_How to complete this task:_ Exact reproduction of all the entries is required, without any of their pictures.

_Data provided:_
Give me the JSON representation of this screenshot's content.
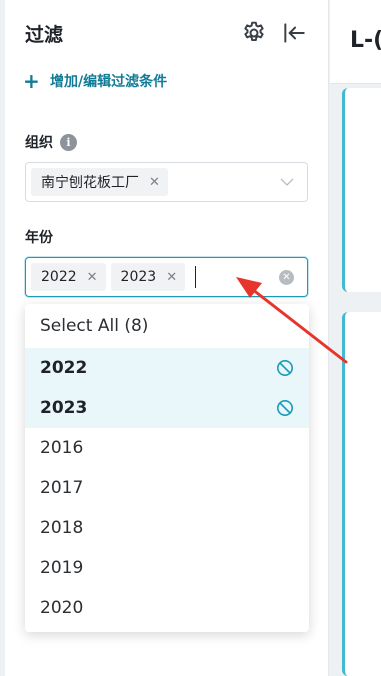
{
  "sidebar": {
    "title": "过滤",
    "add_filter_label": "增加/编辑过滤条件",
    "organization": {
      "label": "组织",
      "selected_tags": [
        "南宁刨花板工厂"
      ]
    },
    "year": {
      "label": "年份",
      "selected_tags": [
        "2022",
        "2023"
      ]
    }
  },
  "dropdown": {
    "select_all_label": "Select All (8)",
    "options": [
      {
        "label": "2022",
        "selected": true
      },
      {
        "label": "2023",
        "selected": true
      },
      {
        "label": "2016",
        "selected": false
      },
      {
        "label": "2017",
        "selected": false
      },
      {
        "label": "2018",
        "selected": false
      },
      {
        "label": "2019",
        "selected": false
      },
      {
        "label": "2020",
        "selected": false
      }
    ]
  },
  "main": {
    "header_text": "L-("
  },
  "colors": {
    "accent": "#127b95",
    "focus_border": "#1c9ab8",
    "selected_row": "#e9f7fa",
    "card_accent": "#43b8d3",
    "annotation_arrow": "#e8352b"
  }
}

_The completed task:_
Give me the JSON representation of this screenshot's content.
{
  "sidebar": {
    "title": "过滤",
    "add_filter_label": "增加/编辑过滤条件",
    "organization": {
      "label": "组织",
      "selected_tags": [
        "南宁刨花板工厂"
      ]
    },
    "year": {
      "label": "年份",
      "selected_tags": [
        "2022",
        "2023"
      ]
    }
  },
  "dropdown": {
    "select_all_label": "Select All (8)",
    "options": [
      {
        "label": "2022",
        "selected": true
      },
      {
        "label": "2023",
        "selected": true
      },
      {
        "label": "2016",
        "selected": false
      },
      {
        "label": "2017",
        "selected": false
      },
      {
        "label": "2018",
        "selected": false
      },
      {
        "label": "2019",
        "selected": false
      },
      {
        "label": "2020",
        "selected": false
      }
    ]
  },
  "main": {
    "header_text": "L-("
  },
  "colors": {
    "accent": "#127b95",
    "focus_border": "#1c9ab8",
    "selected_row": "#e9f7fa",
    "card_accent": "#43b8d3",
    "annotation_arrow": "#e8352b"
  }
}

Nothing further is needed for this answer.